The Foreign Affairs Committee of the House of Commons last week ignited a firestorm of disagreement and debate among different factions resident in U.K. Overseas Territories, including the Cayman Islands.
The committee issued its bombshells in the form of recommendations – the very suggestion of which is being interpreted as a threat to the rights of British overseas territories to govern their own internal affairs.
The explosive topics include same-sex marriage, voting and electoral rights for “non-Caymanians” (or relevant immigration statuses in other jurisdictions), and public beneficial ownership registers.
We will not in this column reiterate or establish our positions on the issues themselves. On the subject of the enfranchisement of U.K citizens wishing to seek elected office, however, Premier Alden McLaughlin had no such reservations.
During the Chamber of Commerce’s Legislative Luncheon, he declared, “The day the U.K. government seriously considers that persons who are not Caymanians can stand for office here, is the day I will lead the charge for independence. Because that is akin to an attempt to take over the territory and to decide and impose their will on the direction the country should take.”
On one level, we understand Mr. McLaughlin’s passionate reaction to the recommendation, which would radically change one of the fundamental tenets of history and democracy in Cayman. Nevertheless, the recommendation of expanding the right of franchise or access to elected office is neither a novel nor radical proposal.
(In another form during another time – the mid-1700s – it was the British themselves who engendered the phrase, “No taxation without representation,” coined as a rallying cry by American colonialists in their lead-up to the Revolutionary War.)
The tone and the title of the current report, “One family: rethinking Britain’s relationship with the Overseas Territories,” make clear that committee members see “Mother England” as a strict parent whose commands are certainly more than mere suggestions.
However, the “I-word” (“independence”) should never be bandied about casually, even in moments of high emotion. The impact of those words, especially when uttered by the premier of these islands, can be far greater than he – or anyone – originally intended.
Contrast Mr. McLaughlin’s remarks with the more diplomatic response by Governor Martyn Roper, a veteran diplomat. In a statement that was far more sober and restrained, the governor’s office assured the public a reply would be forthcoming “in due course.”
“I will ensure that the strong feelings this has aroused across our islands are fully explained to the FCO,” Mr. Roper said, noting that the committee is a committee of the Parliament, whose views are not necessarily those of the government.

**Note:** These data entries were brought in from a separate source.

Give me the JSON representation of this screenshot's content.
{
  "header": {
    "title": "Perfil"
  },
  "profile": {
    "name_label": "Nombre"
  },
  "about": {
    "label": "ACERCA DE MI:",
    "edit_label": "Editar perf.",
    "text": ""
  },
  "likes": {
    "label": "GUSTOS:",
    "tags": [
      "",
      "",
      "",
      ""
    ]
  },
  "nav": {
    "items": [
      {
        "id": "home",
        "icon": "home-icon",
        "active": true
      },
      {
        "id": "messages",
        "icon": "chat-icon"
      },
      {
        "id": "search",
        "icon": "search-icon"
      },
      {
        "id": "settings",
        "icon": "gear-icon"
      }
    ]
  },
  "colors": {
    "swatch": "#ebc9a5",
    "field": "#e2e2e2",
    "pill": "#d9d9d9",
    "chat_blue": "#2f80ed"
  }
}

“They don’t have power to impose on territory; they make recommendations,” he reminded.
In other words: Don’t break out the torches (or depending on your side on the issues, celebratory fireworks) just yet.